Listed records START
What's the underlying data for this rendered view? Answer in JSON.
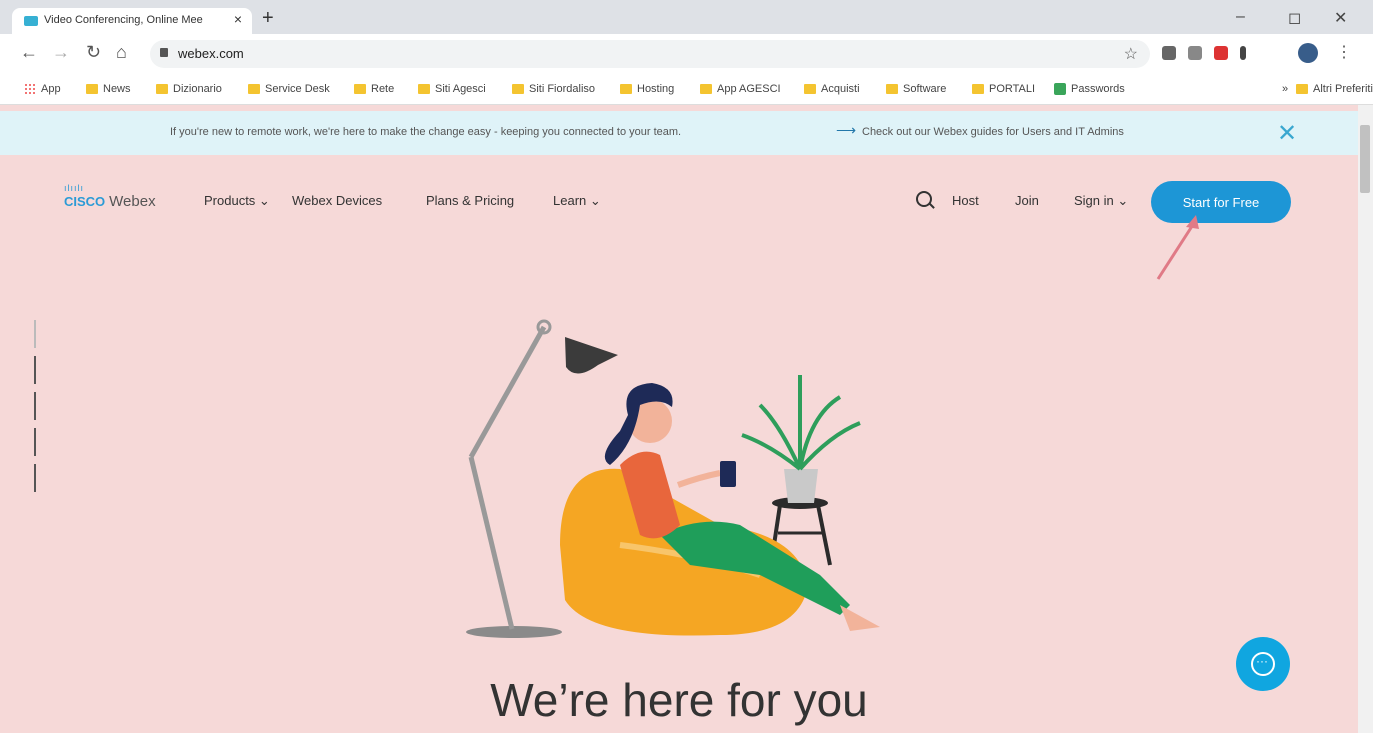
{
  "browser": {
    "tab_title": "Video Conferencing, Online Mee",
    "tab_close": "×",
    "new_tab": "+",
    "url": "webex.com"
  },
  "bookmarks": [
    {
      "label": "App",
      "icon": "apps-icon"
    },
    {
      "label": "News",
      "icon": "folder-icon"
    },
    {
      "label": "Dizionario",
      "icon": "folder-icon"
    },
    {
      "label": "Service Desk",
      "icon": "folder-icon"
    },
    {
      "label": "Rete",
      "icon": "folder-icon"
    },
    {
      "label": "Siti Agesci",
      "icon": "folder-icon"
    },
    {
      "label": "Siti Fiordaliso",
      "icon": "folder-icon"
    },
    {
      "label": "Hosting",
      "icon": "folder-icon"
    },
    {
      "label": "App AGESCI",
      "icon": "folder-icon"
    },
    {
      "label": "Acquisti",
      "icon": "folder-icon"
    },
    {
      "label": "Software",
      "icon": "folder-icon"
    },
    {
      "label": "PORTALI",
      "icon": "folder-icon"
    },
    {
      "label": "Passwords",
      "icon": "password-icon"
    }
  ],
  "bookmarks_more": "»",
  "bookmarks_other": "Altri Preferiti",
  "banner": {
    "message": "If you're new to remote work, we're here to make the change easy - keeping you connected to your team.",
    "link": "Check out our Webex guides for Users and IT Admins"
  },
  "header": {
    "logo_bars": "ılıılı",
    "logo_cisco": "CISCO",
    "logo_product": "Webex",
    "nav": {
      "products": "Products ⌄",
      "devices": "Webex Devices",
      "pricing": "Plans & Pricing",
      "learn": "Learn ⌄"
    },
    "host": "Host",
    "join": "Join",
    "sign_in": "Sign in ⌄",
    "cta": "Start for Free"
  },
  "hero": {
    "headline": "We’re here for you"
  },
  "colors": {
    "page_bg": "#f6d9d8",
    "accent": "#1d96d6",
    "banner_bg": "#dff3f8"
  }
}
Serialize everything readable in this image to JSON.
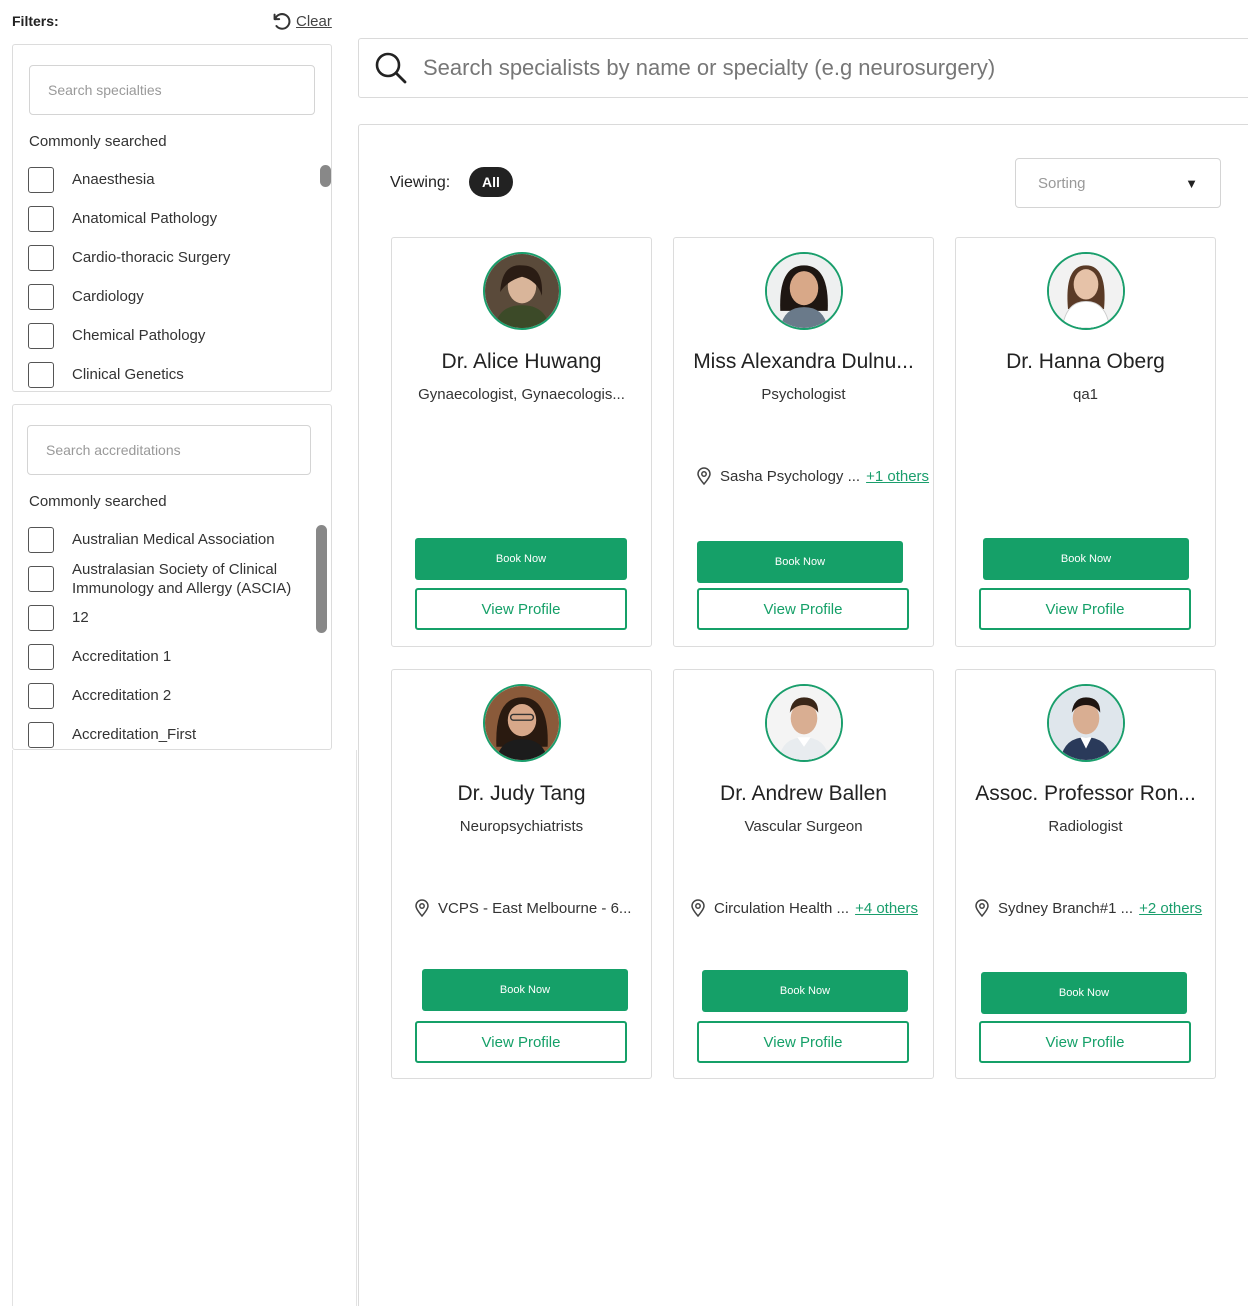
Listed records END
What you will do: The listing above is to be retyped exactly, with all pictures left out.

Response below:
What's the underlying data for this rendered view? Answer in JSON.
{
  "browser": {
    "tab_title": "Video Conferencing, Online Mee",
    "tab_close": "×",
    "new_tab": "+",
    "url": "webex.com"
  },
  "bookmarks": [
    {
      "label": "App",
      "icon": "apps-icon"
    },
    {
      "label": "News",
      "icon": "folder-icon"
    },
    {
      "label": "Dizionario",
      "icon": "folder-icon"
    },
    {
      "label": "Service Desk",
      "icon": "folder-icon"
    },
    {
      "label": "Rete",
      "icon": "folder-icon"
    },
    {
      "label": "Siti Agesci",
      "icon": "folder-icon"
    },
    {
      "label": "Siti Fiordaliso",
      "icon": "folder-icon"
    },
    {
      "label": "Hosting",
      "icon": "folder-icon"
    },
    {
      "label": "App AGESCI",
      "icon": "folder-icon"
    },
    {
      "label": "Acquisti",
      "icon": "folder-icon"
    },
    {
      "label": "Software",
      "icon": "folder-icon"
    },
    {
      "label": "PORTALI",
      "icon": "folder-icon"
    },
    {
      "label": "Passwords",
      "icon": "password-icon"
    }
  ],
  "bookmarks_more": "»",
  "bookmarks_other": "Altri Preferiti",
  "banner": {
    "message": "If you're new to remote work, we're here to make the change easy - keeping you connected to your team.",
    "link": "Check out our Webex guides for Users and IT Admins"
  },
  "header": {
    "logo_bars": "ılıılı",
    "logo_cisco": "CISCO",
    "logo_product": "Webex",
    "nav": {
      "products": "Products ⌄",
      "devices": "Webex Devices",
      "pricing": "Plans & Pricing",
      "learn": "Learn ⌄"
    },
    "host": "Host",
    "join": "Join",
    "sign_in": "Sign in ⌄",
    "cta": "Start for Free"
  },
  "hero": {
    "headline": "We’re here for you"
  },
  "colors": {
    "page_bg": "#f6d9d8",
    "accent": "#1d96d6",
    "banner_bg": "#dff3f8"
  }
}
Serialize everything readable in this image to JSON.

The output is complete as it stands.